In June, the Sibling Leadership Network held its seventh national conference in St. Paul, Minnesota. The SLN is an organization that supports siblings of people with disabilities in advocating for their brothers and sisters with disabilities “across the lifespan” as well as providing information and support.
Last week, the National Council on Disability, or NCD, an independent federal agency, released its second major report on guardianship for people with intellectual and developmental disabilities, sometimes shortened to ID/DD. If we could pull an overarching theme from the report’s 100-plus pages, it may be that we need to step back as a country and take a hard look at whether guardianship is automatically the right protective device for a given person with ID/DD.

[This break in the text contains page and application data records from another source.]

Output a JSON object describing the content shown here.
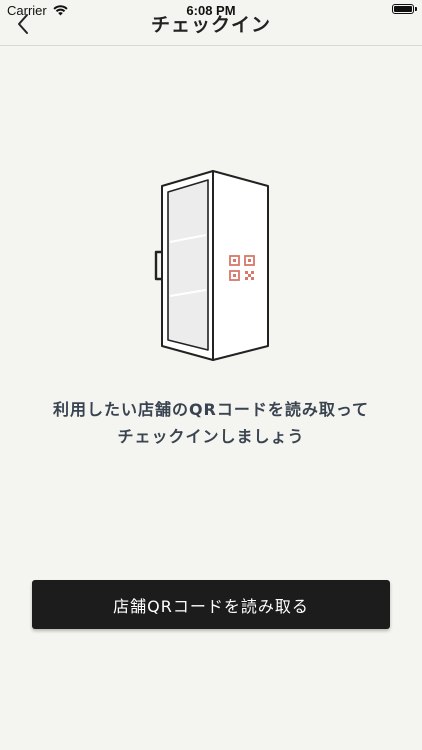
{
  "status_bar": {
    "carrier": "Carrier",
    "time": "6:08 PM"
  },
  "nav": {
    "title": "チェックイン"
  },
  "illustration": {
    "icon": "fridge-with-qr-icon",
    "qr_color": "#d9776a"
  },
  "instruction": {
    "line1": "利用したい店舗のQRコードを読み取って",
    "line2": "チェックインしましょう"
  },
  "button": {
    "label": "店舗QRコードを読み取る"
  }
}
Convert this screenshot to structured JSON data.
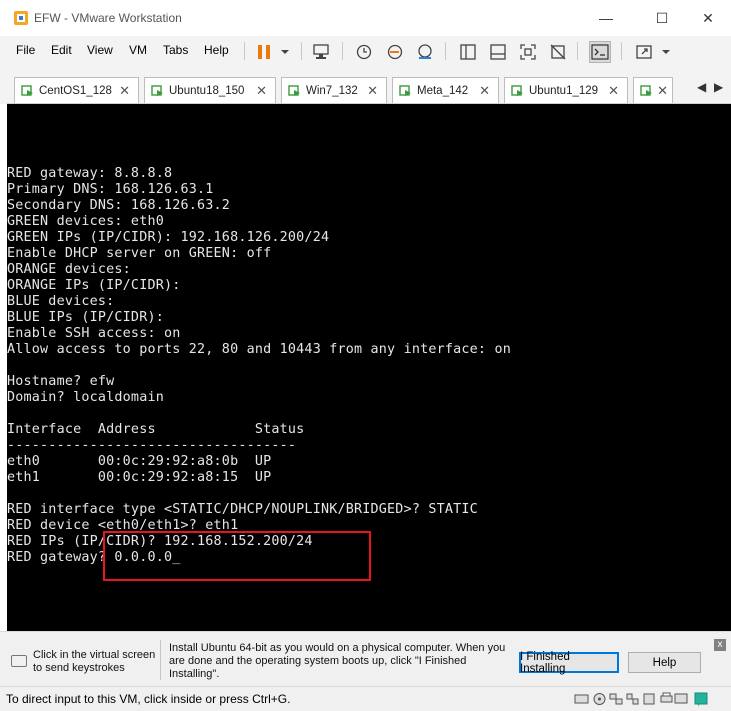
{
  "window": {
    "title": "EFW - VMware Workstation",
    "minimize_glyph": "—",
    "maximize_glyph": "☐",
    "close_glyph": "✕"
  },
  "menu": {
    "items": [
      "File",
      "Edit",
      "View",
      "VM",
      "Tabs",
      "Help"
    ]
  },
  "toolbar": {
    "icons": [
      "pause-icon",
      "dropdown-icon",
      "send-ctrl-alt-del-icon",
      "snapshot-icon",
      "revert-snapshot-icon",
      "snapshot-manager-icon",
      "library-icon",
      "thumbnail-icon",
      "fullscreen-icon",
      "unity-icon",
      "console-view-icon",
      "stretch-icon"
    ],
    "accent_color": "#e87b0c"
  },
  "tabs": [
    {
      "label": "CentOS1_128",
      "close": "✕"
    },
    {
      "label": "Ubuntu18_150",
      "close": "✕"
    },
    {
      "label": "Win7_132",
      "close": "✕"
    },
    {
      "label": "Meta_142",
      "close": "✕"
    },
    {
      "label": "Ubuntu1_129",
      "close": "✕"
    },
    {
      "label": "",
      "close": "✕"
    }
  ],
  "tab_nav": {
    "left": "◀",
    "right": "▶"
  },
  "console": {
    "lines": [
      "RED gateway: 8.8.8.8",
      "Primary DNS: 168.126.63.1",
      "Secondary DNS: 168.126.63.2",
      "GREEN devices: eth0",
      "GREEN IPs (IP/CIDR): 192.168.126.200/24",
      "Enable DHCP server on GREEN: off",
      "ORANGE devices:",
      "ORANGE IPs (IP/CIDR):",
      "BLUE devices:",
      "BLUE IPs (IP/CIDR):",
      "Enable SSH access: on",
      "Allow access to ports 22, 80 and 10443 from any interface: on",
      "",
      "Hostname? efw",
      "Domain? localdomain",
      "",
      "Interface  Address            Status",
      "-----------------------------------",
      "eth0       00:0c:29:92:a8:0b  UP",
      "eth1       00:0c:29:92:a8:15  UP",
      "",
      "RED interface type <STATIC/DHCP/NOUPLINK/BRIDGED>? STATIC",
      "RED device <eth0/eth1>? eth1",
      "RED IPs (IP/CIDR)? 192.168.152.200/24",
      "RED gateway? 0.0.0.0_"
    ],
    "highlight_color": "#e8141e"
  },
  "hint": {
    "left_line1": "Click in the virtual screen",
    "left_line2": "to send keystrokes",
    "message": "Install Ubuntu 64-bit as you would on a physical computer. When you are done and the operating system boots up, click \"I Finished Installing\".",
    "finished_button": "I Finished Installing",
    "help_button": "Help",
    "close": "x"
  },
  "status": {
    "text": "To direct input to this VM, click inside or press Ctrl+G.",
    "icons": [
      "hard-disk-icon",
      "cd-drive-icon",
      "network-icon",
      "usb-icon",
      "sound-icon",
      "printer-icon",
      "display-icon",
      "message-icon"
    ]
  }
}
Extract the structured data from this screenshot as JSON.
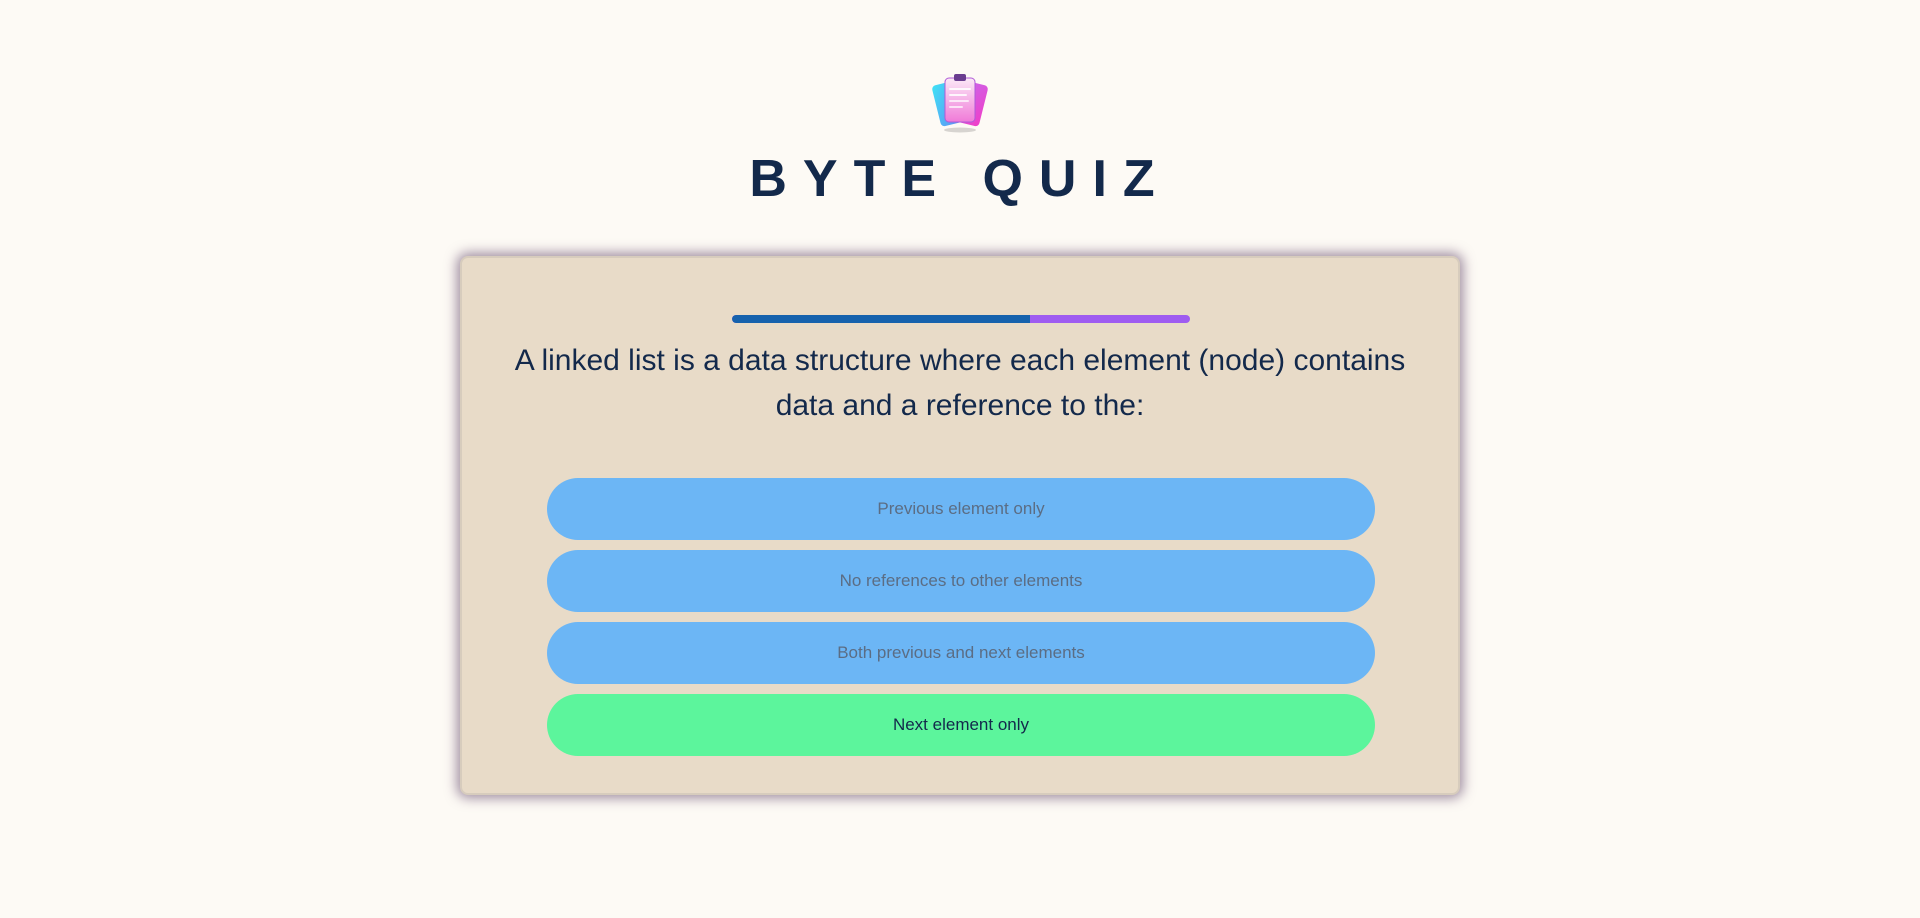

Just a few decades ago, the care and respect that those with special needs received was far different. As recently as the 1960s, those with differing mental or physical abilities were all but incarcerated in bleak facilities receiving less-than-satisfactory care. Today, while there are still opportunities for improvements, the quality of the life and care has greatly improved.
Researchers in a new study published in JAMA found a startling rise in the number of fatal falls among elderly people, according to The New York Times. We have written in this space about falls, most recently prompted by Justice Ruth Bader Ginsberg’s fall in her U.S. Supreme Court office.
As people age, the fears may become more and more real. Fears of dying surrounded by strangers in a healthcare facility or being strapped to medical machines that take away dignity and a sense of what makes life meaningful.